The presidential nomination race has been especially soap operatic this year, from the fierce millennial vs. Gen X showdown between Bernie Sanders and Hillary Clinton to the all-out war that the Republican contest has become. Much like your favorite TV show, it's been a lot of fun to follow. But there is another equally, if not more, important election that everyone should be following: the fight for congressional seats.
Every two years, one-third of the Senate and the entire House of Representatives are up for reelection, and in this wildly unpredictable presidential election, the congressional races are even more important than ever. Outlier candidates like Bernie Sanders and Donald Trump, whose policies and ideals fall pretty far outside the typical scope of their respective parties, are the reason that reelecting the same representatives won't be enough this year. President Obama, who is a fairly moderate Democrat and has shown time and time again that he is willing to work with both sides of the aisle, has still faced major opposition at every turn. Even five years after it passed, the Republicans are still trying to overturn the Affordable Care Act, wasting time and refusing to move forward with new legislation to fix the country.
In the admittedly unlikely event of a Sanders vs. Trump general election in November, reelecting the political establishment will mean that very little of the president's policies will be able to pass through Congress. The intense partisanship would likely only get worse if Sanders were to win the presidency, because a big chunk of his own party doesn't even support his plans, never mind the GOP. And for a hypothetical President Trump to ever accomplish any of his proposals, Congress would need a lot more far-right representatives.

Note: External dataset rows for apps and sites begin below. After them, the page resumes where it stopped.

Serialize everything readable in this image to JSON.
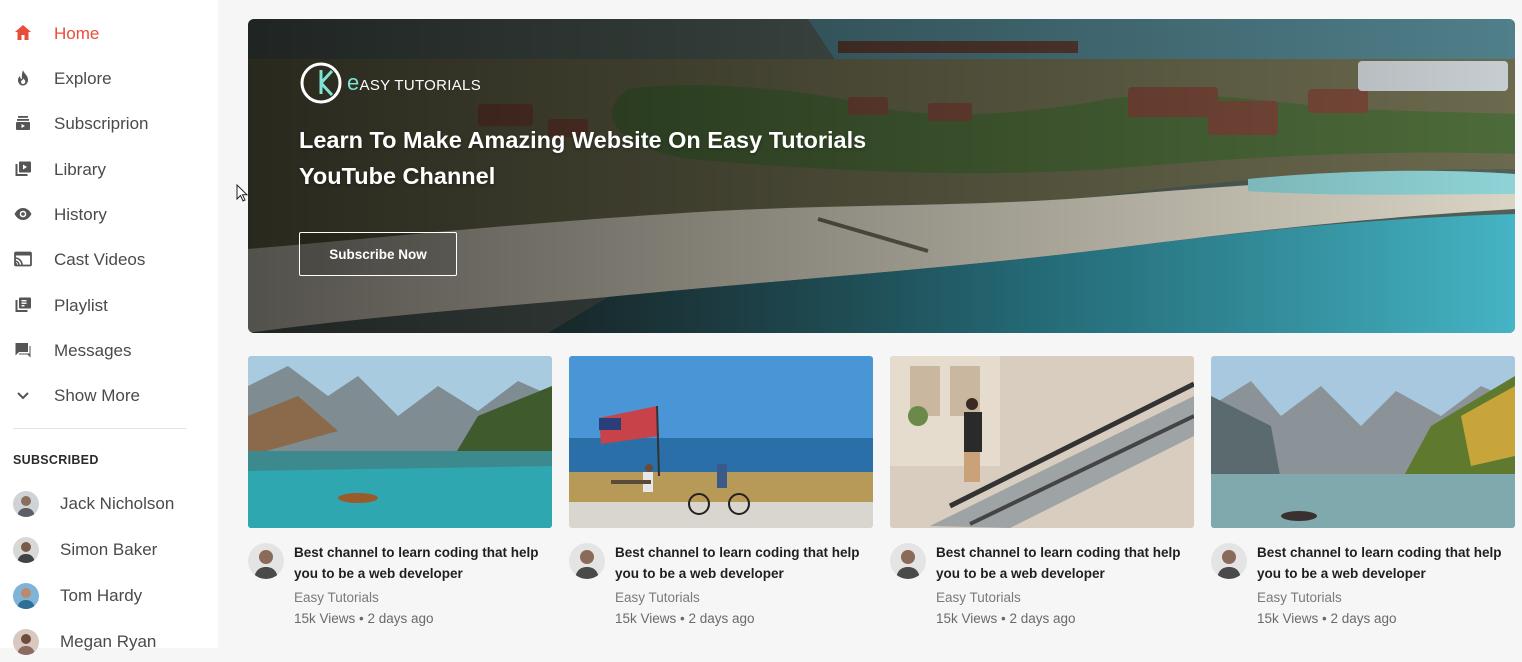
{
  "sidebar": {
    "items": [
      {
        "label": "Home",
        "icon": "home-icon",
        "active": true
      },
      {
        "label": "Explore",
        "icon": "flame-icon",
        "active": false
      },
      {
        "label": "Subscriprion",
        "icon": "subscription-icon",
        "active": false
      },
      {
        "label": "Library",
        "icon": "library-icon",
        "active": false
      },
      {
        "label": "History",
        "icon": "history-eye-icon",
        "active": false
      },
      {
        "label": "Cast Videos",
        "icon": "cast-icon",
        "active": false
      },
      {
        "label": "Playlist",
        "icon": "playlist-icon",
        "active": false
      },
      {
        "label": "Messages",
        "icon": "messages-icon",
        "active": false
      },
      {
        "label": "Show More",
        "icon": "chevron-down-icon",
        "active": false
      }
    ],
    "subscribed_title": "SUBSCRIBED",
    "subscribed": [
      {
        "name": "Jack Nicholson"
      },
      {
        "name": "Simon Baker"
      },
      {
        "name": "Tom Hardy"
      },
      {
        "name": "Megan Ryan"
      }
    ]
  },
  "banner": {
    "brand_initial": "e",
    "brand_name": "ASY TUTORIALS",
    "title": "Learn To Make Amazing Website On Easy Tutorials YouTube Channel",
    "button_label": "Subscribe Now"
  },
  "videos": [
    {
      "title": "Best channel to learn coding that help you to be a web developer",
      "channel": "Easy Tutorials",
      "meta": "15k Views • 2 days ago"
    },
    {
      "title": "Best channel to learn coding that help you to be a web developer",
      "channel": "Easy Tutorials",
      "meta": "15k Views • 2 days ago"
    },
    {
      "title": "Best channel to learn coding that help you to be a web developer",
      "channel": "Easy Tutorials",
      "meta": "15k Views • 2 days ago"
    },
    {
      "title": "Best channel to learn coding that help you to be a web developer",
      "channel": "Easy Tutorials",
      "meta": "15k Views • 2 days ago"
    }
  ],
  "colors": {
    "accent": "#ea4c3a",
    "brand_teal": "#7fe3d3"
  }
}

However, even if Washington establishment candidates Hillary Clinton and Ted Cruz face off in the fall, reelecting many of the same Congresspeople still wouldn't work. Congress has suffered under the weight of its own partisanship in the last several years, causing some of the most unproductive sessions in the history of the country. Putting the same people who have created the bitter political stalemate back on the Hill for another two or six years won't be a step forward, but a further stagnation of progress.

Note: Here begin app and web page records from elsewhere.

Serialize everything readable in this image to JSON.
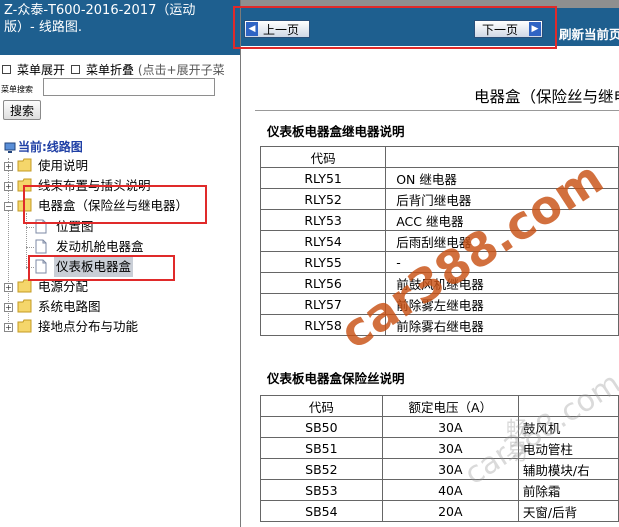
{
  "left_header": {
    "line1": "Z-众泰-T600-2016-2017（运动",
    "line2": "版）- 线路图."
  },
  "menu": {
    "expand": "菜单展开",
    "collapse": "菜单折叠",
    "hint": "(点击+展开子菜"
  },
  "search": {
    "label": "菜单搜索",
    "button": "搜索",
    "value": ""
  },
  "tree": {
    "root": "当前:线路图",
    "items": [
      {
        "label": "使用说明"
      },
      {
        "label": "线束布置与插头说明"
      },
      {
        "label": "电器盒（保险丝与继电器）"
      },
      {
        "label": "位置图"
      },
      {
        "label": "发动机舱电器盒"
      },
      {
        "label": "仪表板电器盒"
      },
      {
        "label": "电源分配"
      },
      {
        "label": "系统电路图"
      },
      {
        "label": "接地点分布与功能"
      }
    ]
  },
  "toolbar": {
    "prev": "上一页",
    "next": "下一页",
    "refresh": "刷新当前页"
  },
  "doc": {
    "title": "电器盒（保险丝与继电器）",
    "relay_heading": "仪表板电器盒继电器说明",
    "relay_header": [
      "代码",
      ""
    ],
    "relay_rows": [
      [
        "RLY51",
        "ON 继电器"
      ],
      [
        "RLY52",
        "后背门继电器"
      ],
      [
        "RLY53",
        "ACC 继电器"
      ],
      [
        "RLY54",
        "后雨刮继电器"
      ],
      [
        "RLY55",
        "-"
      ],
      [
        "RLY56",
        "前鼓风机继电器"
      ],
      [
        "RLY57",
        "前除雾左继电器"
      ],
      [
        "RLY58",
        "前除雾右继电器"
      ]
    ],
    "fuse_heading": "仪表板电器盒保险丝说明",
    "fuse_header": [
      "代码",
      "额定电压（A）",
      ""
    ],
    "fuse_rows": [
      [
        "SB50",
        "30A",
        "鼓风机"
      ],
      [
        "SB51",
        "30A",
        "电动管柱"
      ],
      [
        "SB52",
        "30A",
        "辅助模块/右"
      ],
      [
        "SB53",
        "40A",
        "前除霜"
      ],
      [
        "SB54",
        "20A",
        "天窗/后背"
      ]
    ]
  },
  "watermark": {
    "main": "car388.com",
    "secondary": "car388.com",
    "vertical": "畅易"
  }
}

Elections for senators and representatives typically aren't as enticing or dramatic as the presidential race, at least partly because local and regional media aren't as closely followed as national news. But that doesn't mean you shouldn't be paying attention and actively searching for the best candidate to support in your state. Congress and the president are meant to work together, not be at odds on every single issue. So start searching for the congressional candidates who would complement your chosen presidential candidate. That way, the country can hopefully see real change in Washington in the fall.